Some leaders are having difficulty accepting the stark truth: Hybrid and flexible ways of working are here to stay.
Those who cling to old norms anchored in mandatory onsite face time are missing an important opportunity. According to Glint data collected over the past year, flexibility is good for people and good for business: Employees who report satisfaction with work flexibility are 2.6 times more likely to be happy working for their company than employees who are dissatisfied with work flexibility. They’re also 3.4 times more likely to feel they’re successfully balancing work and personal obligations.
“Employees are looking to their organizations to value their needs as full human beings,” says Amy Lavoie, head of strategic development for LinkedIn People Science, “and to trust them to make decisions about how, when, and where they work.”

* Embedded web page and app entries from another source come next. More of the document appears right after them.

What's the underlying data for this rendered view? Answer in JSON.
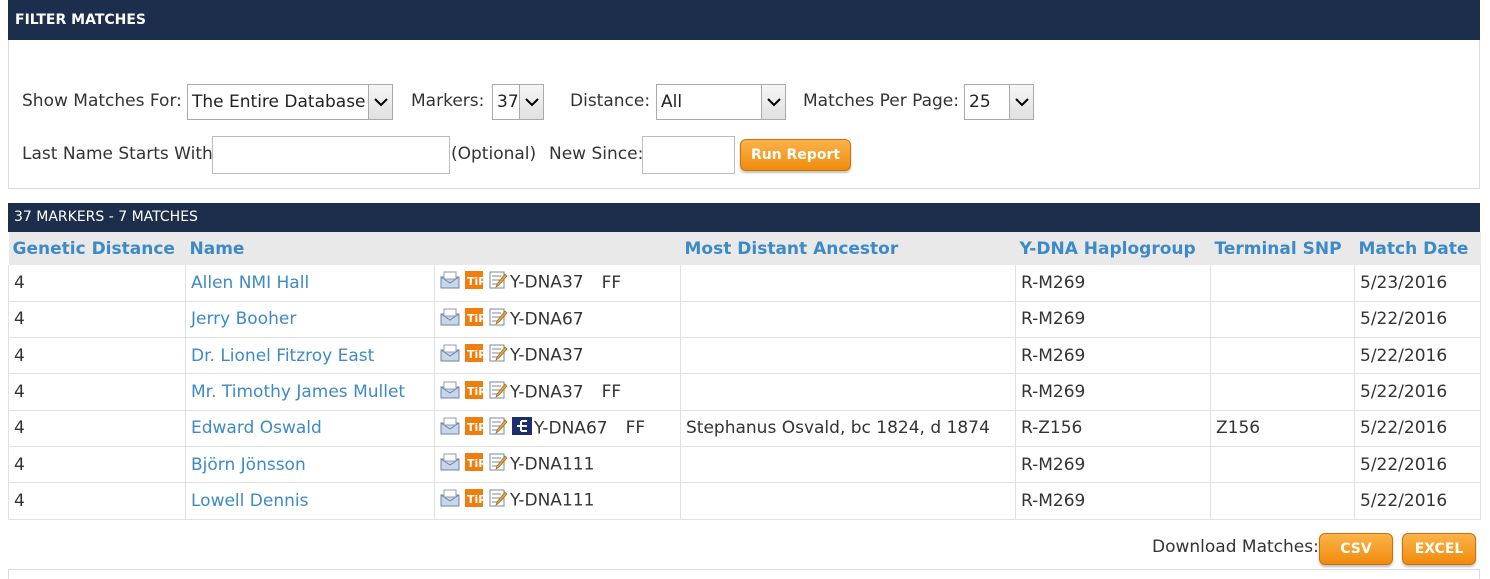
{
  "filter": {
    "title": "FILTER MATCHES",
    "show_matches_label": "Show Matches For:",
    "show_matches_value": "The Entire Database",
    "markers_label": "Markers:",
    "markers_value": "37",
    "distance_label": "Distance:",
    "distance_value": "All",
    "per_page_label": "Matches Per Page:",
    "per_page_value": "25",
    "last_name_label": "Last Name Starts With:",
    "last_name_value": "",
    "optional_label": "(Optional)",
    "new_since_label": "New Since:",
    "new_since_value": "",
    "run_report_label": "Run Report"
  },
  "results": {
    "bar_title": "37 MARKERS - 7 MATCHES",
    "columns": {
      "genetic_distance": "Genetic Distance",
      "name": "Name",
      "tests": "",
      "ancestor": "Most Distant Ancestor",
      "haplogroup": "Y-DNA Haplogroup",
      "terminal_snp": "Terminal SNP",
      "match_date": "Match Date"
    },
    "rows": [
      {
        "distance": "4",
        "name": "Allen NMI Hall",
        "test": "Y-DNA37",
        "ff": "FF",
        "tree": false,
        "ancestor": "",
        "haplogroup": "R-M269",
        "snp": "",
        "date": "5/23/2016"
      },
      {
        "distance": "4",
        "name": "Jerry Booher",
        "test": "Y-DNA67",
        "ff": "",
        "tree": false,
        "ancestor": "",
        "haplogroup": "R-M269",
        "snp": "",
        "date": "5/22/2016"
      },
      {
        "distance": "4",
        "name": "Dr. Lionel Fitzroy East",
        "test": "Y-DNA37",
        "ff": "",
        "tree": false,
        "ancestor": "",
        "haplogroup": "R-M269",
        "snp": "",
        "date": "5/22/2016"
      },
      {
        "distance": "4",
        "name": "Mr. Timothy James Mullet",
        "test": "Y-DNA37",
        "ff": "FF",
        "tree": false,
        "ancestor": "",
        "haplogroup": "R-M269",
        "snp": "",
        "date": "5/22/2016"
      },
      {
        "distance": "4",
        "name": "Edward Oswald",
        "test": "Y-DNA67",
        "ff": "FF",
        "tree": true,
        "ancestor": "Stephanus Osvald, bc 1824, d 1874",
        "haplogroup": "R-Z156",
        "snp": "Z156",
        "date": "5/22/2016"
      },
      {
        "distance": "4",
        "name": "Björn Jönsson",
        "test": "Y-DNA111",
        "ff": "",
        "tree": false,
        "ancestor": "",
        "haplogroup": "R-M269",
        "snp": "",
        "date": "5/22/2016"
      },
      {
        "distance": "4",
        "name": "Lowell Dennis",
        "test": "Y-DNA111",
        "ff": "",
        "tree": false,
        "ancestor": "",
        "haplogroup": "R-M269",
        "snp": "",
        "date": "5/22/2016"
      }
    ]
  },
  "download": {
    "label": "Download Matches:",
    "csv_label": "CSV",
    "excel_label": "EXCEL"
  },
  "icons": {
    "email": "email-icon",
    "tip": "tip-calculator-icon",
    "notes": "notes-icon",
    "tree": "family-tree-icon"
  },
  "colors": {
    "header_bg": "#1d2e4d",
    "link": "#3d8ac6",
    "button_orange": "#f08b0c"
  }
}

Unconvinced? Let’s examine four common myths about hybrid work and share a few tips that can move your organization forward in a world where more and more employees are taking advantage of three ways of working:
Hybrid work means some segments of employees work in the office while others work remotely. This may include having individuals who work some days in the office and some remotely. It may also include situations where some segments of the workforce are entirely remote and others are coming into work every day. For example, a company might have a finance team working from their homes and manufacturing workers who are present in the factory.
Remote work allows professionals to work outside of a traditional office environment. It is based on the concept that work does not need to be done in a specific place to be executed successfully.
Flexible work refers to nontraditional work arrangements that consider an individual’s personal needs, often involving some degree of working remotely. Flexibility may apply to location, schedule, or both.